*** Information shown ***

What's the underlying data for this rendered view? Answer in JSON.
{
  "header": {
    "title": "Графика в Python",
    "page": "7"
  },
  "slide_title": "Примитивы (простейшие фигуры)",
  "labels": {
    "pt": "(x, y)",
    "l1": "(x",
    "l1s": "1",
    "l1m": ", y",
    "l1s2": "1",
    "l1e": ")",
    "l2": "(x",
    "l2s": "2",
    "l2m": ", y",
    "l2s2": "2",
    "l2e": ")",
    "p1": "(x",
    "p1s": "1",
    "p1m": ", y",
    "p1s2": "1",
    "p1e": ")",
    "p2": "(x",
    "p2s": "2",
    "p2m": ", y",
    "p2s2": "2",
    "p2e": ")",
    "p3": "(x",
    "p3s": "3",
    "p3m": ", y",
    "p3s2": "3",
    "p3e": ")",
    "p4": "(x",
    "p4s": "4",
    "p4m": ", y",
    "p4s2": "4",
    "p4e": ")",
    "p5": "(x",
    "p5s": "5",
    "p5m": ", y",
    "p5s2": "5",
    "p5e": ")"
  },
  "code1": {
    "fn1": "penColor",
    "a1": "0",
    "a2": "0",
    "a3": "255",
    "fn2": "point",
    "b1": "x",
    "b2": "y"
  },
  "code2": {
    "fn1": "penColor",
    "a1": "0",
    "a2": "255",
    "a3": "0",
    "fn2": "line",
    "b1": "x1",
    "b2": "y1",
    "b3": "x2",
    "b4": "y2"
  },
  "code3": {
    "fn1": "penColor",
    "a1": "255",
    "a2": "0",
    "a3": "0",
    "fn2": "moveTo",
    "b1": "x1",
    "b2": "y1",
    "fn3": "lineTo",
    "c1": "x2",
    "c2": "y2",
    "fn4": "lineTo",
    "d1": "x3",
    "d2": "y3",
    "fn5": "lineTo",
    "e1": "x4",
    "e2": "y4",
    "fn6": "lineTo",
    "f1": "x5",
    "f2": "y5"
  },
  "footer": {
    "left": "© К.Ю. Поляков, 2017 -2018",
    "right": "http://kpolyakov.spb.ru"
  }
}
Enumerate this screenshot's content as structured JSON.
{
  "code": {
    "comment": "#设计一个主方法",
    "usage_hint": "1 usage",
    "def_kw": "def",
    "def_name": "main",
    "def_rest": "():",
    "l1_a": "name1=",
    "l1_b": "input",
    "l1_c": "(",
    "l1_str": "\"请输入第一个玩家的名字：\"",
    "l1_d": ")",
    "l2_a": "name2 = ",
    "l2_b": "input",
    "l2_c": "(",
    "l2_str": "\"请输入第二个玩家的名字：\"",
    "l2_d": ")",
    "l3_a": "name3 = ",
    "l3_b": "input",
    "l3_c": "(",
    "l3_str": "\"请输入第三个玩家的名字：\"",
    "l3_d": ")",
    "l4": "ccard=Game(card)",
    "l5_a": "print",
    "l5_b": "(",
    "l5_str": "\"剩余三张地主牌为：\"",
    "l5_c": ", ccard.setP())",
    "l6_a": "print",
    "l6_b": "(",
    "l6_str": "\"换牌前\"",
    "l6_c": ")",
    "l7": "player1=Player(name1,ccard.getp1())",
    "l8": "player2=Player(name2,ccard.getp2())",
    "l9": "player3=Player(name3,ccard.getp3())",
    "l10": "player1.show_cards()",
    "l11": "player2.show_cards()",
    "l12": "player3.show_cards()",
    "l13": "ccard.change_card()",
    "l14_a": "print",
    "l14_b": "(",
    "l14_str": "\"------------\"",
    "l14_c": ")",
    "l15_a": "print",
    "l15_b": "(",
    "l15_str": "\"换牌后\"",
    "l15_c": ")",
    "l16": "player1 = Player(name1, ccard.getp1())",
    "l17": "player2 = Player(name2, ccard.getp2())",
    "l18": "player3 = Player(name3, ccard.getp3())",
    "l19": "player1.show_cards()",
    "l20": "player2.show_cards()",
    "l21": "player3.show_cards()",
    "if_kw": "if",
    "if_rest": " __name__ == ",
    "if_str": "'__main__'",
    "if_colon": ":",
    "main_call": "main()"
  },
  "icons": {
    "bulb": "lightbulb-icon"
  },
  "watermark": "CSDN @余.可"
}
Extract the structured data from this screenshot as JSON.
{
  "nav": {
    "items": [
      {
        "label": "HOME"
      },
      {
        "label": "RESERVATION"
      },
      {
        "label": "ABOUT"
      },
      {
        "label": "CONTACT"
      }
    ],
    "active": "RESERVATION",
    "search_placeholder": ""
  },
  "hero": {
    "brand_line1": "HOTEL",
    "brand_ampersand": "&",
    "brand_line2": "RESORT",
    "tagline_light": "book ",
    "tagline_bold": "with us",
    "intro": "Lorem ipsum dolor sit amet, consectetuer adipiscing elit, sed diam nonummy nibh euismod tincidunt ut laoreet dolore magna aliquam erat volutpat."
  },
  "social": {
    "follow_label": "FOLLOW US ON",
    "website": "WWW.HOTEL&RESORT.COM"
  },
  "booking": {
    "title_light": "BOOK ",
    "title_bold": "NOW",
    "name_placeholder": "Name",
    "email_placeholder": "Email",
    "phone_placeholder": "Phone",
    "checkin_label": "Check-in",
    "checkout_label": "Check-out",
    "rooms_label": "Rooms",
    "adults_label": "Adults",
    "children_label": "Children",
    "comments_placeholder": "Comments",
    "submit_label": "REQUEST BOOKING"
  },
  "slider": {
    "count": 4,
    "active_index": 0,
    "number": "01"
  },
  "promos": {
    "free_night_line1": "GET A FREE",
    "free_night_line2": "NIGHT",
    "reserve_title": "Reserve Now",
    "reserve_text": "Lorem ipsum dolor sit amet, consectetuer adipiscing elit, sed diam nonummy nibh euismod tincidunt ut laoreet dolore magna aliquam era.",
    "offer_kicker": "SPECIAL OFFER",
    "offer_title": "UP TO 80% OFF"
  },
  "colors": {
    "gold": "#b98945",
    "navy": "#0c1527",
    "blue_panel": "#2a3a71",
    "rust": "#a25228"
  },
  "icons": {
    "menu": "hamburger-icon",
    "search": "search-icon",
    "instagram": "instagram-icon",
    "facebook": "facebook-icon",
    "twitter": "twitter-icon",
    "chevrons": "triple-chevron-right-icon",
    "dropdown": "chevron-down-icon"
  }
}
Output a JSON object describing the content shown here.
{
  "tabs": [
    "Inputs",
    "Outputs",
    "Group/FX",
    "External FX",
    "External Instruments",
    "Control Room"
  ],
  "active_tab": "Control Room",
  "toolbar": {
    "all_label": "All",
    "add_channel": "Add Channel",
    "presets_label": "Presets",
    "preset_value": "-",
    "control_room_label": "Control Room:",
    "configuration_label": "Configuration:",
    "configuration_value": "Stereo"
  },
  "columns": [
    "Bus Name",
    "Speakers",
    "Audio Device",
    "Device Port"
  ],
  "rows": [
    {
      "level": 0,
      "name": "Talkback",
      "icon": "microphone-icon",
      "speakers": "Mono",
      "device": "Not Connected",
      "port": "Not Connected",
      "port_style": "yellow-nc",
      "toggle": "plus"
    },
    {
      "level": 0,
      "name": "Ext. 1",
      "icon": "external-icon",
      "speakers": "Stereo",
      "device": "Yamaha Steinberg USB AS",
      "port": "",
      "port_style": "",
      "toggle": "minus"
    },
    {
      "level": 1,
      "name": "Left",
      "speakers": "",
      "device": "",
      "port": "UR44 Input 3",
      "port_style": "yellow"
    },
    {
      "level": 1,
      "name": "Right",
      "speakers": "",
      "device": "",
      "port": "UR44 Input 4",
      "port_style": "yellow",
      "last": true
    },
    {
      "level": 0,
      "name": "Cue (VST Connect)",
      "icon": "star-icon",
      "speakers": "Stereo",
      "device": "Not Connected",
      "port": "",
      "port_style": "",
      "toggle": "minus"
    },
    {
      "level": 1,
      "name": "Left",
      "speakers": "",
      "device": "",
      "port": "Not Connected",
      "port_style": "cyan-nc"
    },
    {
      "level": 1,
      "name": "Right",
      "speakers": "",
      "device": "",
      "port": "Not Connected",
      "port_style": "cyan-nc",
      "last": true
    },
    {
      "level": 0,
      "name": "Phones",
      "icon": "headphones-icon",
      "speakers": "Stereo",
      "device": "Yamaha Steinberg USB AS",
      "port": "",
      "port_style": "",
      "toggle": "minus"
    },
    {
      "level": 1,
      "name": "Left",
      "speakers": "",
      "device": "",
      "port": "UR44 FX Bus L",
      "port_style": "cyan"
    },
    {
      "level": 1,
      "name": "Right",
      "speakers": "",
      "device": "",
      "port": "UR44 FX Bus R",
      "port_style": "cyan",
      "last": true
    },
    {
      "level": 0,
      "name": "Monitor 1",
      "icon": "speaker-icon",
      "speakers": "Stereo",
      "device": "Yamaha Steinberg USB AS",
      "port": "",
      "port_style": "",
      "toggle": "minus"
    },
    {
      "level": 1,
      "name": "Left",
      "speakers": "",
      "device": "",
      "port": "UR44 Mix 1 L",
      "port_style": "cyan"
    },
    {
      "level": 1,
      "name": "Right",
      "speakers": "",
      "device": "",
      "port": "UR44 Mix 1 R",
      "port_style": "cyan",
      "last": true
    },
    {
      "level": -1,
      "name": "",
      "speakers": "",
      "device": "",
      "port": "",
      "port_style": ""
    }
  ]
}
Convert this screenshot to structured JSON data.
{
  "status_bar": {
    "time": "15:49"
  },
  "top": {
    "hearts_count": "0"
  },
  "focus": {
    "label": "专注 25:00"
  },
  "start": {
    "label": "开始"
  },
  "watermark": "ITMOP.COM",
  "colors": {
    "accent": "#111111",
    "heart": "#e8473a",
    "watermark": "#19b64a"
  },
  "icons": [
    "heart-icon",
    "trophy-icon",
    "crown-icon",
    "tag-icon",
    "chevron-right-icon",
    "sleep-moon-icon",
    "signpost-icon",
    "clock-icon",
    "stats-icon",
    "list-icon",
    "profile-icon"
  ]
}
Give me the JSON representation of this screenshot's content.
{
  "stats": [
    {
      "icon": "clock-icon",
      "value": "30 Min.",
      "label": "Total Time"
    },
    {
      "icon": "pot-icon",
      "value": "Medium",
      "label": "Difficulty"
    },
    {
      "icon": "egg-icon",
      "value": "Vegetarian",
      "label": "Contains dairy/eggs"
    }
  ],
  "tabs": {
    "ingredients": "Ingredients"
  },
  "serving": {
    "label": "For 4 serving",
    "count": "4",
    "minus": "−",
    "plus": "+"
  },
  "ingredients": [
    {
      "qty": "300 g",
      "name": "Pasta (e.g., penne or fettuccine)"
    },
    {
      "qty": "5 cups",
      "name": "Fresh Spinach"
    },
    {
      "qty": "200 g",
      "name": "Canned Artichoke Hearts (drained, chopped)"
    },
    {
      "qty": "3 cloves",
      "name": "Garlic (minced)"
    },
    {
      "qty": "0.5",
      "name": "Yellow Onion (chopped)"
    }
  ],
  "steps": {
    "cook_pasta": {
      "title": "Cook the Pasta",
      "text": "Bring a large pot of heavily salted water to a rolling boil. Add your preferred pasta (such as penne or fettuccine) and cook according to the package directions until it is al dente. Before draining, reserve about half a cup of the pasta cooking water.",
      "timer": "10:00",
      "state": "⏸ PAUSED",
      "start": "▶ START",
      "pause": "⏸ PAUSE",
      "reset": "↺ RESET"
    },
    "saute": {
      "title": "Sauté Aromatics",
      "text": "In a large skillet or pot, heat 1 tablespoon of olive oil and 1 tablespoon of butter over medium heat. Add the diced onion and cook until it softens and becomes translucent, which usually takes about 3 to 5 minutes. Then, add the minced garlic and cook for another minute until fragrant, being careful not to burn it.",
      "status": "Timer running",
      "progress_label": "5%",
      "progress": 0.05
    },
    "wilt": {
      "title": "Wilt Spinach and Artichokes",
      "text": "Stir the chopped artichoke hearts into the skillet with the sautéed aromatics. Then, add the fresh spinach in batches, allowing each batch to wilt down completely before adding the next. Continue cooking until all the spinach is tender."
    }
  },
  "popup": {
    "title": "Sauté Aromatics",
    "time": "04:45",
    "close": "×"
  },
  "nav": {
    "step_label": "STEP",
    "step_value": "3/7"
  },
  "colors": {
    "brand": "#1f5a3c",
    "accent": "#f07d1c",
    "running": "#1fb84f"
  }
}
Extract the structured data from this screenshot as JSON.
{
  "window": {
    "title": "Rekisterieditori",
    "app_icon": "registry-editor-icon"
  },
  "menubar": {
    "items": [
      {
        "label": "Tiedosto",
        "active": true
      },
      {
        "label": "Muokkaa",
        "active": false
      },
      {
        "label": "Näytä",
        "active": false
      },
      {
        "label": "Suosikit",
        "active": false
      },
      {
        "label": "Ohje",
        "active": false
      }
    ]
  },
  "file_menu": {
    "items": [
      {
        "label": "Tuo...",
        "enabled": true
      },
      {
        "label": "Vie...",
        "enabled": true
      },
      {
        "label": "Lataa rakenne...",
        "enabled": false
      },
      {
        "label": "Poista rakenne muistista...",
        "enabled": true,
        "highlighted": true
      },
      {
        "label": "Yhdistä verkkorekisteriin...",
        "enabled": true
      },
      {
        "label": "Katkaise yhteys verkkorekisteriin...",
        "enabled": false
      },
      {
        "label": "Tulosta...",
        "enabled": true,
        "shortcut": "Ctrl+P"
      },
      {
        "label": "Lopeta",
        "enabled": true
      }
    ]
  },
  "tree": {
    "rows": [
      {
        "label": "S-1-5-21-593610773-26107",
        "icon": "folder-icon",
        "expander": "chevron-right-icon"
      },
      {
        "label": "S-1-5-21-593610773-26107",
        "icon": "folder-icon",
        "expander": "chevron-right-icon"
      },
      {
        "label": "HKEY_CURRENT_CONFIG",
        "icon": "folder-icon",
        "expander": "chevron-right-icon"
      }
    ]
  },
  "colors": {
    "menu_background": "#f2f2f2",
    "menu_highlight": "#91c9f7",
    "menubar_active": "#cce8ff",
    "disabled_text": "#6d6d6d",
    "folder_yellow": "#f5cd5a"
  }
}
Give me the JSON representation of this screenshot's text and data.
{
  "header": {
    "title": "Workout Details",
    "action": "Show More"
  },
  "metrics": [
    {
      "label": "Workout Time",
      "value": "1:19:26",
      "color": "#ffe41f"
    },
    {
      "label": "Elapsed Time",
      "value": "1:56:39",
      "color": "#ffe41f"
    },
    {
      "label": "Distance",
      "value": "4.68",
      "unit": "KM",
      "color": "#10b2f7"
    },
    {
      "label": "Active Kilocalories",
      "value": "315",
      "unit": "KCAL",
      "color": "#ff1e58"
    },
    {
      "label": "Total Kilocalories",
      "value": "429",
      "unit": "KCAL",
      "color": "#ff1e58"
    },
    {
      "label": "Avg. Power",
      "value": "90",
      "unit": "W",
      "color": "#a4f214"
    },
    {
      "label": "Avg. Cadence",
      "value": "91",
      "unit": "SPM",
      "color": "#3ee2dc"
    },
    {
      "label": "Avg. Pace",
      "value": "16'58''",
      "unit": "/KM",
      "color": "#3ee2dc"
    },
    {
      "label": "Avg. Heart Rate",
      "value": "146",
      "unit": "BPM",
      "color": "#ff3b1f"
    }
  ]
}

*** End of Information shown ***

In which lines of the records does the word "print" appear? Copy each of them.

__Answer to the problem__:
    "l5_a": "print",
    "l6_a": "print",
    "l14_a": "print",
    "l15_a": "print",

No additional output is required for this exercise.